A simple fact seems to allude those asking for the Nuggets to get their just due: LeBron James doesn’t even play on this team. Last time I looked, he hasn’t even played for the Nuggets in the past, and he is unlikely to play for them in the future. So why should anyone outside of Denver care about this team? In fact, aren’t there plenty of seats at the Pepsi Center to accommodate the entire Nuggets’ fanbase—why are their games even televised?

Which brings us to the final, but certainly not only, reason the Nuggets deserve zero respect.

Their games aren’t even televised

Imagine being a Seattle SuperSonics fan. You tune into a Thunder vs. Nuggets game on League Pass so you can revel in OKC’s struggles while licking a kombucha popsicle. You pick Denver’s local coverage so you don’t have to be reminded of how your city got played by a bunch of flyovers, and you begin seeing ads begging Nuggets fans to call their cable provider to get the games back on the air.

You shoot out of your shabby chic chair, spilling organic American cheese slices and marionberries all over the graffitied concrete floor. “Denver isn’t even broadcasting Nuggets games?!” you yell.

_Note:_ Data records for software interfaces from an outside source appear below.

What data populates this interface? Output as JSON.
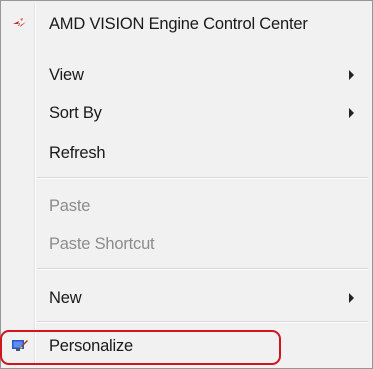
{
  "context_menu": {
    "items": [
      {
        "label": "AMD VISION Engine Control Center",
        "icon": "amd-icon",
        "enabled": true,
        "submenu": false
      },
      {
        "label": "View",
        "enabled": true,
        "submenu": true
      },
      {
        "label": "Sort By",
        "enabled": true,
        "submenu": true
      },
      {
        "label": "Refresh",
        "enabled": true,
        "submenu": false
      },
      {
        "label": "Paste",
        "enabled": false,
        "submenu": false
      },
      {
        "label": "Paste Shortcut",
        "enabled": false,
        "submenu": false
      },
      {
        "label": "New",
        "enabled": true,
        "submenu": true
      },
      {
        "label": "Personalize",
        "icon": "personalize-icon",
        "enabled": true,
        "submenu": false,
        "highlighted": true
      }
    ]
  },
  "colors": {
    "menu_background": "#f1f1f1",
    "disabled_text": "#8c8c8c",
    "highlight_border": "#d2141e"
  }
}
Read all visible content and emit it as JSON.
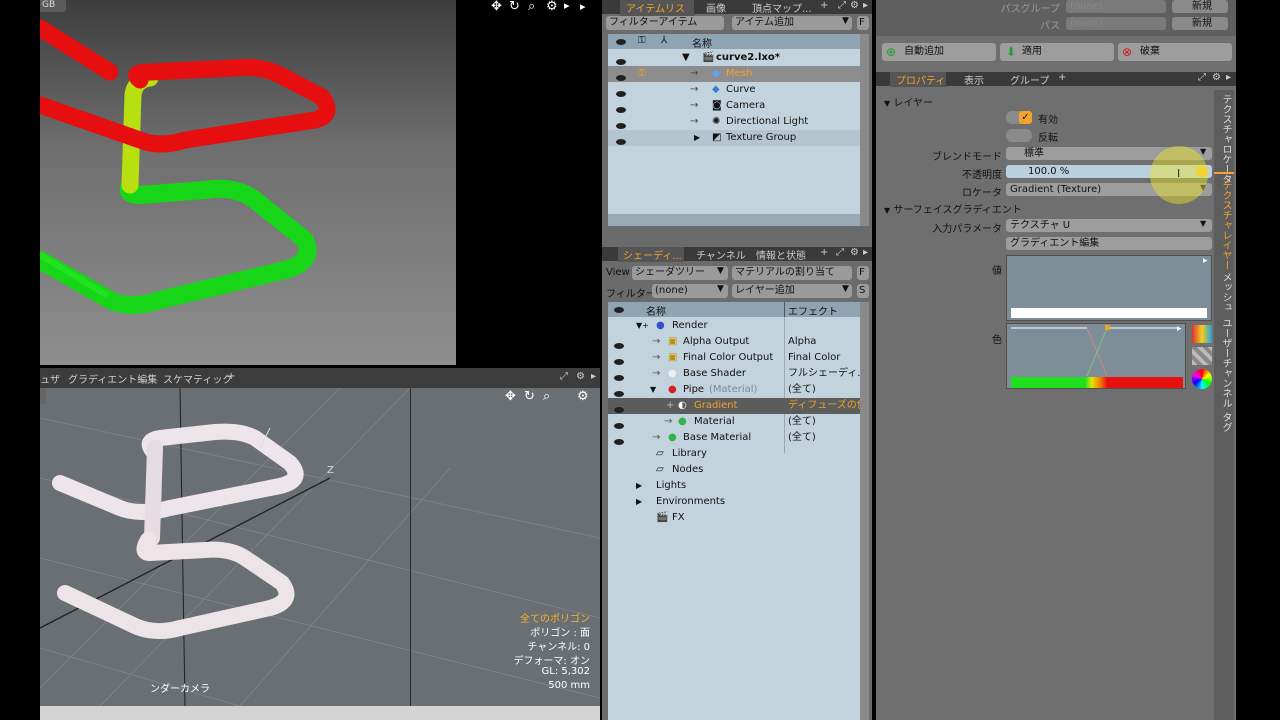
{
  "viewport_top": {
    "label": "GB",
    "tools": [
      "✥",
      "↻",
      "🔍",
      "⚙",
      "▸"
    ]
  },
  "viewport_bottom": {
    "tabs": [
      "ュザ",
      "グラディエント編集",
      "スケマティック",
      "+"
    ],
    "tools": [
      "✥",
      "↻",
      "🔍",
      "⚙"
    ],
    "camera_label": "ンダーカメラ",
    "info": {
      "line1": "全てのポリゴン",
      "line2": "ポリゴン : 面",
      "line3": "チャンネル: 0",
      "line4": "デフォーマ: オン",
      "line5": "GL: 5,302",
      "line6": "500 mm"
    }
  },
  "item_list": {
    "tabs": [
      "アイテムリスト",
      "画像",
      "頂点マップ..."
    ],
    "filter_label": "フィルターアイテム",
    "add_item_label": "アイテム追加",
    "f_label": "F",
    "header_name": "名称",
    "rows": [
      {
        "name": "curve2.lxo*",
        "indent": 0
      },
      {
        "name": "Mesh",
        "indent": 1
      },
      {
        "name": "Curve",
        "indent": 1
      },
      {
        "name": "Camera",
        "indent": 1
      },
      {
        "name": "Directional Light",
        "indent": 1
      },
      {
        "name": "Texture Group",
        "indent": 1
      }
    ]
  },
  "shader": {
    "tabs": [
      "シェーディ...",
      "チャンネル",
      "情報と状態"
    ],
    "view_label": "View",
    "view_value": "シェーダツリー",
    "assign_material": "マテリアルの割り当て",
    "f_label": "F",
    "filter_label": "フィルター",
    "filter_value": "(none)",
    "add_layer": "レイヤー追加",
    "s_label": "S",
    "header_name": "名称",
    "header_effect": "エフェクト",
    "rows": [
      {
        "name": "Render",
        "effect": ""
      },
      {
        "name": "Alpha Output",
        "effect": "Alpha"
      },
      {
        "name": "Final Color Output",
        "effect": "Final Color"
      },
      {
        "name": "Base Shader",
        "effect": "フルシェーディ..."
      },
      {
        "name": "Pipe",
        "sub": "(Material)",
        "effect": "(全て)"
      },
      {
        "name": "Gradient",
        "effect": "ディフューズの色"
      },
      {
        "name": "Material",
        "effect": "(全て)"
      },
      {
        "name": "Base Material",
        "effect": "(全て)"
      },
      {
        "name": "Library",
        "effect": ""
      },
      {
        "name": "Nodes",
        "effect": ""
      },
      {
        "name": "Lights",
        "effect": ""
      },
      {
        "name": "Environments",
        "effect": ""
      },
      {
        "name": "FX",
        "effect": ""
      }
    ]
  },
  "properties": {
    "top": {
      "pass_group_label": "パスグループ",
      "pass_group_value": "(none)",
      "pass_label": "パス",
      "pass_value": "(none)",
      "new1": "新規",
      "new2": "新規"
    },
    "actions": {
      "auto_add": "自動追加",
      "apply": "適用",
      "discard": "破棄"
    },
    "tabs": [
      "プロパティ",
      "表示",
      "グループ",
      "+"
    ],
    "layer_section": "レイヤー",
    "enable": "有効",
    "invert": "反転",
    "blend_mode_label": "ブレンドモード",
    "blend_mode_value": "標準",
    "opacity_label": "不透明度",
    "opacity_value": "100.0 %",
    "locator_label": "ロケータ",
    "locator_value": "Gradient (Texture)",
    "surface_gradient_section": "サーフェイスグラディエント",
    "input_param_label": "入力パラメータ",
    "input_param_value": "テクスチャ U",
    "gradient_edit": "グラディエント編集",
    "value_label": "値",
    "color_label": "色",
    "side_tabs": [
      "テクスチャロケータ",
      "テクスチャレイヤー",
      "メッシュ",
      "ユーザーチャンネル",
      "タグ"
    ]
  },
  "colors": {
    "accent": "#f3a32c",
    "pipe_red": "#e81010",
    "pipe_green": "#19e019",
    "list_bg": "#c3d3dd"
  }
}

“That’s right, fans,” says voice-of-the-Nuggets Chris Marlowe. “It’s a traveshamockery that you all are missing splendid Serbian hookers and the best Nuggets team since Hector was a pup!”

You are confused by that. You are also confused about how a professional basketball city could be so ungrateful as to allow their exciting young team to be blacked out this late into the season. But then again, you have lived confused since OKC swindled your city, so you plop back on your chair and ask the hitchhiker you just picked up to share an earbud.


Other notable arguments for why the Nuggets deserve no respect: they don’t have a player averaging over 20 points per game; free agents don’t even want to play for them; playing at altitude gives them an unfair advantage; and rEaSoNs.

If you do think the Nuggets are worth watching and discussing, then you’re a myopic homer who doesn’t understand how the league works. Talk to me when Jokic has a Nike commercial. Until then, keep watching games at the house of your one friend who has DirecTV and zip it.

:)